With all the buzz around Google's China portal ("new filters make the Web whiter and brighter than ever!"), the debate over what Net companies do to get along with the Chinese government turned overtly political. A Congressional hearing took up the issue, with of course no power whatsoever to do anything about it, and the four invited companies declined to attend. Politicians had their day anyway. Selected sentiments from the AP:
- Rep. Tom Lantos, D-Calif., co-chairman of the Congressional Human Rights Caucus, said, Lantos, top Democrat on the House International Relations Committee, said: "These massively successful high-tech companies, which couldn't bring themselves to send representatives to this meeting today, should be ashamed. They caved in to Beijing for the sake of profits."
- Rep. Tim Ryan, D-Ohio, said American companies will continue to expand in the Chinese market, "but they should not let profits take precedence over traditional democratic values such as freedom of speech."

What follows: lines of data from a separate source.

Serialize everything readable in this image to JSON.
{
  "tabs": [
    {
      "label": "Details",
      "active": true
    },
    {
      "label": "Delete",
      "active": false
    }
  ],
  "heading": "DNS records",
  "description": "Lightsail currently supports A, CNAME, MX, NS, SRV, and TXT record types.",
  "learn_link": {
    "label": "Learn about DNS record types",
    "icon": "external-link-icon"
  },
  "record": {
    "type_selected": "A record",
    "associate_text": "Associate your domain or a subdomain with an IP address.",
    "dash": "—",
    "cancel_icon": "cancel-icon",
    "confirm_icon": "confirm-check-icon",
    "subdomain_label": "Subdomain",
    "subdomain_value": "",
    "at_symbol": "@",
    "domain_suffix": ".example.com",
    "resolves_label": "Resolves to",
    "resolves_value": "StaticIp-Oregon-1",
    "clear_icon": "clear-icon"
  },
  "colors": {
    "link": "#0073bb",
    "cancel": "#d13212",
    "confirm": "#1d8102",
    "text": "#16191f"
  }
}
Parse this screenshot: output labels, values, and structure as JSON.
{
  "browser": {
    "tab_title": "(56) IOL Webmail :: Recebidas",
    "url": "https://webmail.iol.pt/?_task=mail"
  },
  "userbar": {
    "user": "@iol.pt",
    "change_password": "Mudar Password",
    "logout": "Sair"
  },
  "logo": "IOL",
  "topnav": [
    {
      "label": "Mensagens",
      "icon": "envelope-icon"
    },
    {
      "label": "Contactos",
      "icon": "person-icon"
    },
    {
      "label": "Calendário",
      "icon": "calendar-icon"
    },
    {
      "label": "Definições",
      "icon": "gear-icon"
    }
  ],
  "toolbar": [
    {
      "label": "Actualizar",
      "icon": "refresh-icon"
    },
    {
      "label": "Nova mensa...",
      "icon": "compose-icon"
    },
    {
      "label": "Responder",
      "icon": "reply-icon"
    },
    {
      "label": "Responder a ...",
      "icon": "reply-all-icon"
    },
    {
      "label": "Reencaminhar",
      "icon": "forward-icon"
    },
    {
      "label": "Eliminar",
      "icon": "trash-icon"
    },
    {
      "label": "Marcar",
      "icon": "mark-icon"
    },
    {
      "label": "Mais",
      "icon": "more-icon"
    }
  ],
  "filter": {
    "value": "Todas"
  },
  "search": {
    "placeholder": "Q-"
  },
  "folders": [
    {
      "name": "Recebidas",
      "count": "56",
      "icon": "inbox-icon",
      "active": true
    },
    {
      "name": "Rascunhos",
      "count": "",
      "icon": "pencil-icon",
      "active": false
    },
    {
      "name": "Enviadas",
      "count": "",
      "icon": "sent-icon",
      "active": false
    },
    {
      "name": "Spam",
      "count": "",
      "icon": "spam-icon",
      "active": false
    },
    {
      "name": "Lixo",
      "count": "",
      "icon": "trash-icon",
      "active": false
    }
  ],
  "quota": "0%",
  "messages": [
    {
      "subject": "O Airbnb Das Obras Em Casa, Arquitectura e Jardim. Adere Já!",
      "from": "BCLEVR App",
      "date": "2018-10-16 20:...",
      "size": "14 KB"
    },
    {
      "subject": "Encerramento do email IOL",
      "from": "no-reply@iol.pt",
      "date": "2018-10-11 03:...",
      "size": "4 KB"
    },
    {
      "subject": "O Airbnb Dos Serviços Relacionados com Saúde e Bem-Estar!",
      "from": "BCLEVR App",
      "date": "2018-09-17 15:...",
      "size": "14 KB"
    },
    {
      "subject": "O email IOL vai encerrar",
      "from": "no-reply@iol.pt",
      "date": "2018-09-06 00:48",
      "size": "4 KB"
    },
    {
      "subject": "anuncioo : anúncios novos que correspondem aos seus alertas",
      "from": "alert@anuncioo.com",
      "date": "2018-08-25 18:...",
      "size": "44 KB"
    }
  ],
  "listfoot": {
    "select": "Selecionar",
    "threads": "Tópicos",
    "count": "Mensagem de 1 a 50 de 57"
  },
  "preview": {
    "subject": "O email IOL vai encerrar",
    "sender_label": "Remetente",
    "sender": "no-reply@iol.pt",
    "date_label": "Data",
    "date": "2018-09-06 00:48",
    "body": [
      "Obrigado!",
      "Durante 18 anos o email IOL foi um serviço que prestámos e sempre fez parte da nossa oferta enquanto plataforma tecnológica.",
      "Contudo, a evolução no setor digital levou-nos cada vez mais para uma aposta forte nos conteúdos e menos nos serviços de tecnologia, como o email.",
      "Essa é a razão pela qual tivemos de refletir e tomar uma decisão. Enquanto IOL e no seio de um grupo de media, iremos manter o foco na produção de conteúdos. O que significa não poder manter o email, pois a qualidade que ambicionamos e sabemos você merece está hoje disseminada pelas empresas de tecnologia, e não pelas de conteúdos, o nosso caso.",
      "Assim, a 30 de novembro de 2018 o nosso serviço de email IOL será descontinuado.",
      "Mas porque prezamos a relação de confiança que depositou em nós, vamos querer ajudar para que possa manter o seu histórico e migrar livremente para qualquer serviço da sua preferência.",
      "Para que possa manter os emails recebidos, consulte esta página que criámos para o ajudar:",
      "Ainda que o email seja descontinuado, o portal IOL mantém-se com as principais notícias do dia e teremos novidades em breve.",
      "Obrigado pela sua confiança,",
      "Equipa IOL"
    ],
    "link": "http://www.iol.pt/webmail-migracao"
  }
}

While attendance at Wednesday's briefing was not mandatory, companies could be compelled with subpoenas to attend a Feb. 15 hearing on the issue, said Rep. Chris Smith, R-N.J., chairman of the House International Relations subcommittee on global human rights.
In an interview, the lawmaker criticized U.S. Internet companies, saying they were helping China arrest and torture activists and screen information from its citizens.
"This is not benign or neutral," Smith said of companies acceding to China's demands. "They have an obligation not to be promoting dictatorship."